DATA FOR THIS EXERCISE
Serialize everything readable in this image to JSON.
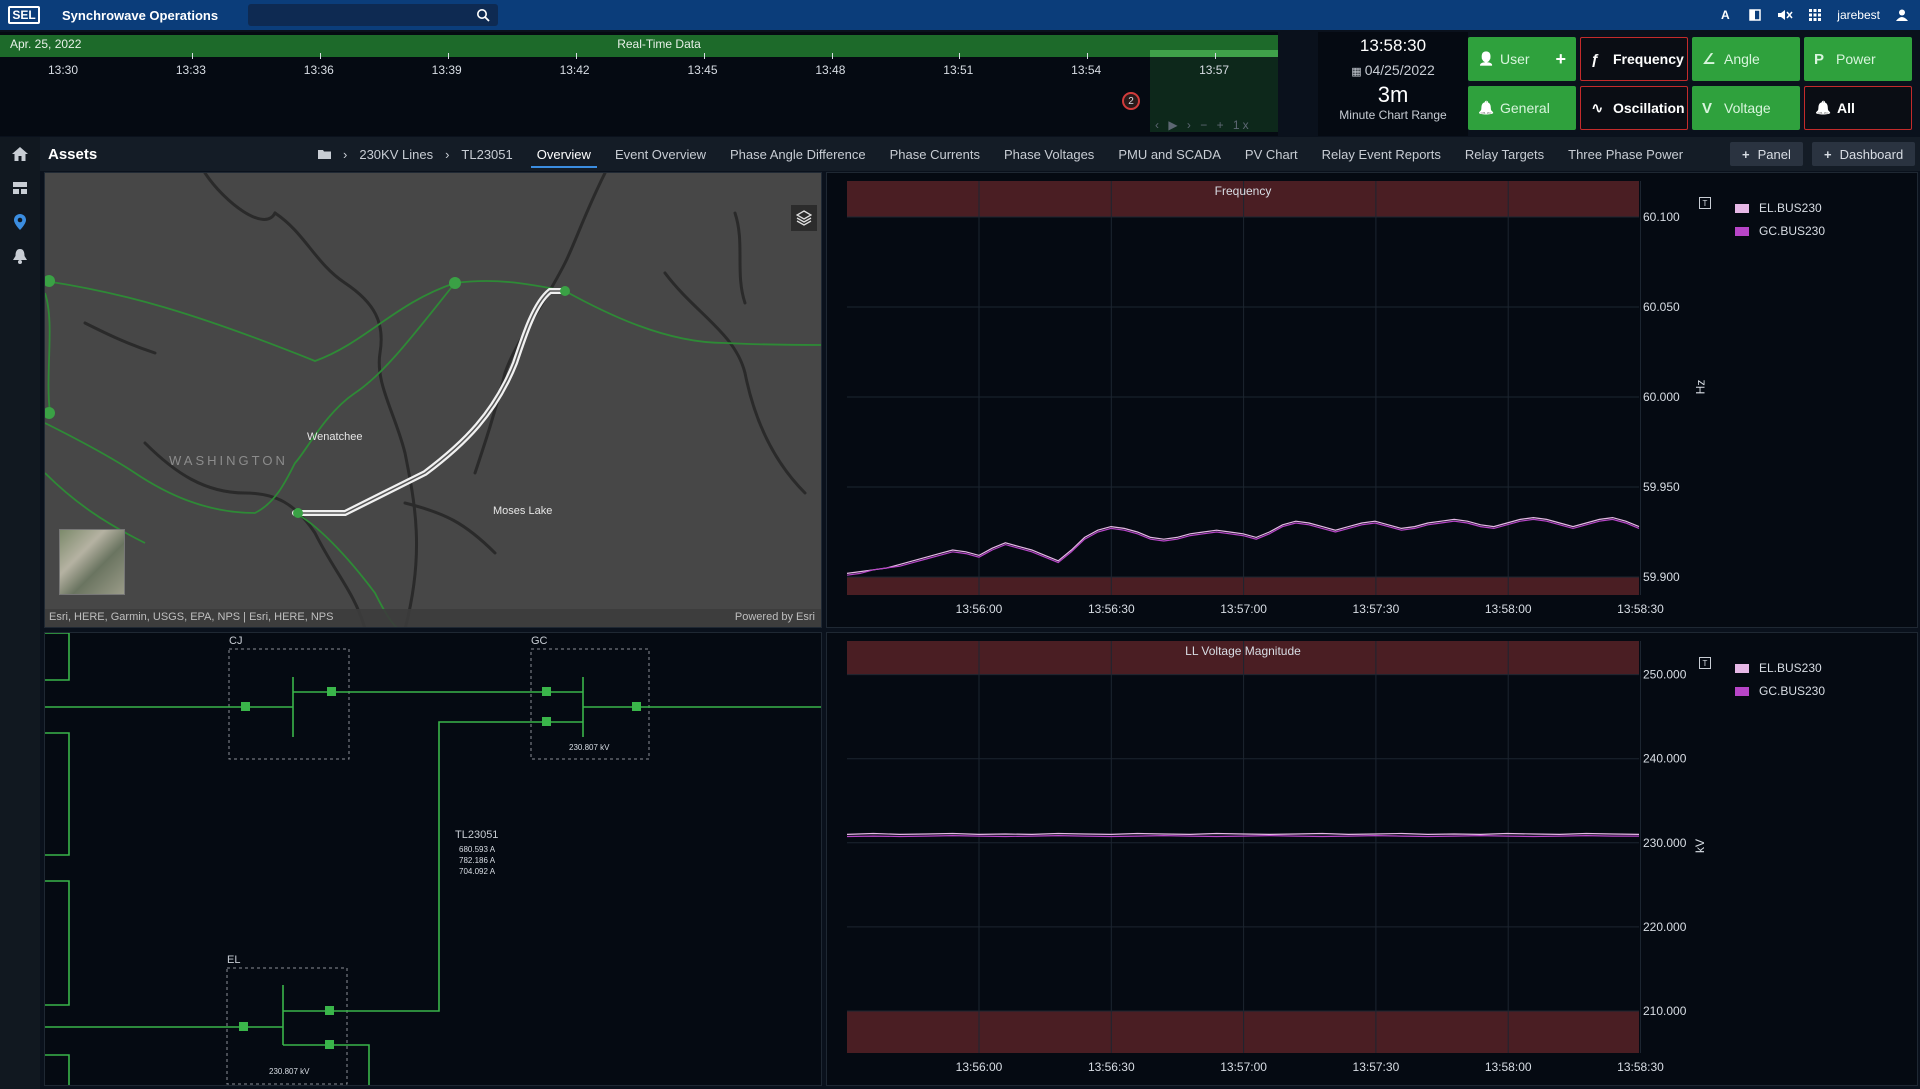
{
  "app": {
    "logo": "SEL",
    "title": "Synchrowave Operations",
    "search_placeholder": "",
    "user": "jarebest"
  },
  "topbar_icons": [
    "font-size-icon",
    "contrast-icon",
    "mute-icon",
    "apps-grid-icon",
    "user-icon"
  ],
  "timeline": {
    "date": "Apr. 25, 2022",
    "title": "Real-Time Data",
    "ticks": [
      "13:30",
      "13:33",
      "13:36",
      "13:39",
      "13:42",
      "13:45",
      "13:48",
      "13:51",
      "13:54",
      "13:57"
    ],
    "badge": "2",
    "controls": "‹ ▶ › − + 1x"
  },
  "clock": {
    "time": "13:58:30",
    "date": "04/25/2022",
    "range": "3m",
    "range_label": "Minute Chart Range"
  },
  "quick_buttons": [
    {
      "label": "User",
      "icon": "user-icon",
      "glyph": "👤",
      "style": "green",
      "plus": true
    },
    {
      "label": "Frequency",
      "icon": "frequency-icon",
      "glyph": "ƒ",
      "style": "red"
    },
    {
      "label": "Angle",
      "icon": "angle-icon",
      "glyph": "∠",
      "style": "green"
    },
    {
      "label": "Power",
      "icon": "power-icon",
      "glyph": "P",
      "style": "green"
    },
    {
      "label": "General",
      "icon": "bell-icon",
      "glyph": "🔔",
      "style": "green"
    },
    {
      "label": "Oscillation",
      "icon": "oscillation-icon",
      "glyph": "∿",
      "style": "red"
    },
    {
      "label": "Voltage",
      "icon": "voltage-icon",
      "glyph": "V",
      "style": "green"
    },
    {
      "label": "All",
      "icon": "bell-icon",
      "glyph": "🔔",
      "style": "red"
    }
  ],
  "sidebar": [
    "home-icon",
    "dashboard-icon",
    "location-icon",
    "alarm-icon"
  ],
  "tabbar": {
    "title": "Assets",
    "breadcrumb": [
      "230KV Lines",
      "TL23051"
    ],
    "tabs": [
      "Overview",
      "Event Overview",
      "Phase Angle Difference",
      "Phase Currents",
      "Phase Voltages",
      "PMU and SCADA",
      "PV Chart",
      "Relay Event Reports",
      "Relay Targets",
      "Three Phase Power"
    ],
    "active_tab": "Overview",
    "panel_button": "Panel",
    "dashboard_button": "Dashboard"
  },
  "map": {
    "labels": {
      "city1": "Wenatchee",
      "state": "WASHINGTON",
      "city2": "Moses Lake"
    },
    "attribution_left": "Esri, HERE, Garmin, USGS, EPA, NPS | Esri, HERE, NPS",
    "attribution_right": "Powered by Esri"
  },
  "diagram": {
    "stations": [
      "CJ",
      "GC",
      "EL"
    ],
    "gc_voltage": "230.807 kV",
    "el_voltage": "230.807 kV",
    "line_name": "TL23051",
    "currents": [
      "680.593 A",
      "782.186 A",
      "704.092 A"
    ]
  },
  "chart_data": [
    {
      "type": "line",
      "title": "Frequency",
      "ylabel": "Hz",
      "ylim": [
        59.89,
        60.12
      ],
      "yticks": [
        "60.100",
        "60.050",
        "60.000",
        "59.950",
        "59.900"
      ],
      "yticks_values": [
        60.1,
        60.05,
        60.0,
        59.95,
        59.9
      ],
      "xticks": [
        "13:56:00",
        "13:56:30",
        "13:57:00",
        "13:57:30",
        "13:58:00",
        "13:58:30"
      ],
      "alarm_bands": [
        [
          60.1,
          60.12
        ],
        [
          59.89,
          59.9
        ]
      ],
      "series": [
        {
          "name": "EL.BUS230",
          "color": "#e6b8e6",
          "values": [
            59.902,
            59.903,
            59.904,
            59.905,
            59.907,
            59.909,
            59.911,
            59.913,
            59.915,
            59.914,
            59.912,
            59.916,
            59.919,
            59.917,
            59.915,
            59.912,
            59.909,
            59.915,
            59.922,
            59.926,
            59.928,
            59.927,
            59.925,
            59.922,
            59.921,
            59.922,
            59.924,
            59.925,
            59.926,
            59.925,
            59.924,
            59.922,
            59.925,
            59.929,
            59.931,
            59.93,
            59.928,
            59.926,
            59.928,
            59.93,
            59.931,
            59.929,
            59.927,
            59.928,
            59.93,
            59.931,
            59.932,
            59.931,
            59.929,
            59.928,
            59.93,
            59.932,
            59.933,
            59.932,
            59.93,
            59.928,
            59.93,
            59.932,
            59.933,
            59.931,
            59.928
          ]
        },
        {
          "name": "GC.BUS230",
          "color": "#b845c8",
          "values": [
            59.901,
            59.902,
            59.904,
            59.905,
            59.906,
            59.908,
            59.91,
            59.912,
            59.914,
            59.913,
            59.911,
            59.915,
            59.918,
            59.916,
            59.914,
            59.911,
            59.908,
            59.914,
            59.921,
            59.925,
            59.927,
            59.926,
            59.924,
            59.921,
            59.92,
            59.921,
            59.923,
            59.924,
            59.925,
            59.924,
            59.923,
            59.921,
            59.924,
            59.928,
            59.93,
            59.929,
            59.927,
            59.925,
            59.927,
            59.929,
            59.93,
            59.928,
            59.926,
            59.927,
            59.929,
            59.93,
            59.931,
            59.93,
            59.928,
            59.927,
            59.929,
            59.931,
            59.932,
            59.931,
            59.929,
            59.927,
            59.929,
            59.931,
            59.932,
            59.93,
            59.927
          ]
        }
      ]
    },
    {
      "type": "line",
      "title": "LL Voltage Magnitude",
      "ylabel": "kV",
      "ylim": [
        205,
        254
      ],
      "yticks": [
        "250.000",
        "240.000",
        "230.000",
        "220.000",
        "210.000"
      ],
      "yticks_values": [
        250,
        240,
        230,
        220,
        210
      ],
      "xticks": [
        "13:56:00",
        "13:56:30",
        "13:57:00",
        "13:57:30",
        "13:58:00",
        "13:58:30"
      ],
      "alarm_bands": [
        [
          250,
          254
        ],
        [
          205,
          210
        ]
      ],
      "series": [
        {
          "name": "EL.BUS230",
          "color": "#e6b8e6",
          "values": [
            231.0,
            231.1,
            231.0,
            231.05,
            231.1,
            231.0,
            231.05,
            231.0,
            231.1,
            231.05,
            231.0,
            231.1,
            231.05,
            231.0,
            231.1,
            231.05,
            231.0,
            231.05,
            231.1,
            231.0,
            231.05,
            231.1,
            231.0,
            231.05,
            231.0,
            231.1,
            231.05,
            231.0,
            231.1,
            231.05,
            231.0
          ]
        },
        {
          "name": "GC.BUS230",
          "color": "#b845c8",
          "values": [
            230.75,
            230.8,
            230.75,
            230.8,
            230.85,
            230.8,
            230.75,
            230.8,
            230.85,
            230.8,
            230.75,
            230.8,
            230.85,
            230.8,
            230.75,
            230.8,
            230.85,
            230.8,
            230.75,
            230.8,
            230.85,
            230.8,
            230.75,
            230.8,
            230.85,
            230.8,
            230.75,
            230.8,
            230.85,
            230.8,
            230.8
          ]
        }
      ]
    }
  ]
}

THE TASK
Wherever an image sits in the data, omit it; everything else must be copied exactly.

WRITTEN SOLUTION
Serialize everything readable in this image to JSON.
{
  "app": {
    "logo": "SEL",
    "title": "Synchrowave Operations",
    "search_placeholder": "",
    "user": "jarebest"
  },
  "topbar_icons": [
    "font-size-icon",
    "contrast-icon",
    "mute-icon",
    "apps-grid-icon",
    "user-icon"
  ],
  "timeline": {
    "date": "Apr. 25, 2022",
    "title": "Real-Time Data",
    "ticks": [
      "13:30",
      "13:33",
      "13:36",
      "13:39",
      "13:42",
      "13:45",
      "13:48",
      "13:51",
      "13:54",
      "13:57"
    ],
    "badge": "2",
    "controls": "‹ ▶ › − + 1x"
  },
  "clock": {
    "time": "13:58:30",
    "date": "04/25/2022",
    "range": "3m",
    "range_label": "Minute Chart Range"
  },
  "quick_buttons": [
    {
      "label": "User",
      "icon": "user-icon",
      "glyph": "👤",
      "style": "green",
      "plus": true
    },
    {
      "label": "Frequency",
      "icon": "frequency-icon",
      "glyph": "ƒ",
      "style": "red"
    },
    {
      "label": "Angle",
      "icon": "angle-icon",
      "glyph": "∠",
      "style": "green"
    },
    {
      "label": "Power",
      "icon": "power-icon",
      "glyph": "P",
      "style": "green"
    },
    {
      "label": "General",
      "icon": "bell-icon",
      "glyph": "🔔",
      "style": "green"
    },
    {
      "label": "Oscillation",
      "icon": "oscillation-icon",
      "glyph": "∿",
      "style": "red"
    },
    {
      "label": "Voltage",
      "icon": "voltage-icon",
      "glyph": "V",
      "style": "green"
    },
    {
      "label": "All",
      "icon": "bell-icon",
      "glyph": "🔔",
      "style": "red"
    }
  ],
  "sidebar": [
    "home-icon",
    "dashboard-icon",
    "location-icon",
    "alarm-icon"
  ],
  "tabbar": {
    "title": "Assets",
    "breadcrumb": [
      "230KV Lines",
      "TL23051"
    ],
    "tabs": [
      "Overview",
      "Event Overview",
      "Phase Angle Difference",
      "Phase Currents",
      "Phase Voltages",
      "PMU and SCADA",
      "PV Chart",
      "Relay Event Reports",
      "Relay Targets",
      "Three Phase Power"
    ],
    "active_tab": "Overview",
    "panel_button": "Panel",
    "dashboard_button": "Dashboard"
  },
  "map": {
    "labels": {
      "city1": "Wenatchee",
      "state": "WASHINGTON",
      "city2": "Moses Lake"
    },
    "attribution_left": "Esri, HERE, Garmin, USGS, EPA, NPS | Esri, HERE, NPS",
    "attribution_right": "Powered by Esri"
  },
  "diagram": {
    "stations": [
      "CJ",
      "GC",
      "EL"
    ],
    "gc_voltage": "230.807 kV",
    "el_voltage": "230.807 kV",
    "line_name": "TL23051",
    "currents": [
      "680.593 A",
      "782.186 A",
      "704.092 A"
    ]
  },
  "chart_data": [
    {
      "type": "line",
      "title": "Frequency",
      "ylabel": "Hz",
      "ylim": [
        59.89,
        60.12
      ],
      "yticks": [
        "60.100",
        "60.050",
        "60.000",
        "59.950",
        "59.900"
      ],
      "yticks_values": [
        60.1,
        60.05,
        60.0,
        59.95,
        59.9
      ],
      "xticks": [
        "13:56:00",
        "13:56:30",
        "13:57:00",
        "13:57:30",
        "13:58:00",
        "13:58:30"
      ],
      "alarm_bands": [
        [
          60.1,
          60.12
        ],
        [
          59.89,
          59.9
        ]
      ],
      "series": [
        {
          "name": "EL.BUS230",
          "color": "#e6b8e6",
          "values": [
            59.902,
            59.903,
            59.904,
            59.905,
            59.907,
            59.909,
            59.911,
            59.913,
            59.915,
            59.914,
            59.912,
            59.916,
            59.919,
            59.917,
            59.915,
            59.912,
            59.909,
            59.915,
            59.922,
            59.926,
            59.928,
            59.927,
            59.925,
            59.922,
            59.921,
            59.922,
            59.924,
            59.925,
            59.926,
            59.925,
            59.924,
            59.922,
            59.925,
            59.929,
            59.931,
            59.93,
            59.928,
            59.926,
            59.928,
            59.93,
            59.931,
            59.929,
            59.927,
            59.928,
            59.93,
            59.931,
            59.932,
            59.931,
            59.929,
            59.928,
            59.93,
            59.932,
            59.933,
            59.932,
            59.93,
            59.928,
            59.93,
            59.932,
            59.933,
            59.931,
            59.928
          ]
        },
        {
          "name": "GC.BUS230",
          "color": "#b845c8",
          "values": [
            59.901,
            59.902,
            59.904,
            59.905,
            59.906,
            59.908,
            59.91,
            59.912,
            59.914,
            59.913,
            59.911,
            59.915,
            59.918,
            59.916,
            59.914,
            59.911,
            59.908,
            59.914,
            59.921,
            59.925,
            59.927,
            59.926,
            59.924,
            59.921,
            59.92,
            59.921,
            59.923,
            59.924,
            59.925,
            59.924,
            59.923,
            59.921,
            59.924,
            59.928,
            59.93,
            59.929,
            59.927,
            59.925,
            59.927,
            59.929,
            59.93,
            59.928,
            59.926,
            59.927,
            59.929,
            59.93,
            59.931,
            59.93,
            59.928,
            59.927,
            59.929,
            59.931,
            59.932,
            59.931,
            59.929,
            59.927,
            59.929,
            59.931,
            59.932,
            59.93,
            59.927
          ]
        }
      ]
    },
    {
      "type": "line",
      "title": "LL Voltage Magnitude",
      "ylabel": "kV",
      "ylim": [
        205,
        254
      ],
      "yticks": [
        "250.000",
        "240.000",
        "230.000",
        "220.000",
        "210.000"
      ],
      "yticks_values": [
        250,
        240,
        230,
        220,
        210
      ],
      "xticks": [
        "13:56:00",
        "13:56:30",
        "13:57:00",
        "13:57:30",
        "13:58:00",
        "13:58:30"
      ],
      "alarm_bands": [
        [
          250,
          254
        ],
        [
          205,
          210
        ]
      ],
      "series": [
        {
          "name": "EL.BUS230",
          "color": "#e6b8e6",
          "values": [
            231.0,
            231.1,
            231.0,
            231.05,
            231.1,
            231.0,
            231.05,
            231.0,
            231.1,
            231.05,
            231.0,
            231.1,
            231.05,
            231.0,
            231.1,
            231.05,
            231.0,
            231.05,
            231.1,
            231.0,
            231.05,
            231.1,
            231.0,
            231.05,
            231.0,
            231.1,
            231.05,
            231.0,
            231.1,
            231.05,
            231.0
          ]
        },
        {
          "name": "GC.BUS230",
          "color": "#b845c8",
          "values": [
            230.75,
            230.8,
            230.75,
            230.8,
            230.85,
            230.8,
            230.75,
            230.8,
            230.85,
            230.8,
            230.75,
            230.8,
            230.85,
            230.8,
            230.75,
            230.8,
            230.85,
            230.8,
            230.75,
            230.8,
            230.85,
            230.8,
            230.75,
            230.8,
            230.85,
            230.8,
            230.75,
            230.8,
            230.85,
            230.8,
            230.8
          ]
        }
      ]
    }
  ]
}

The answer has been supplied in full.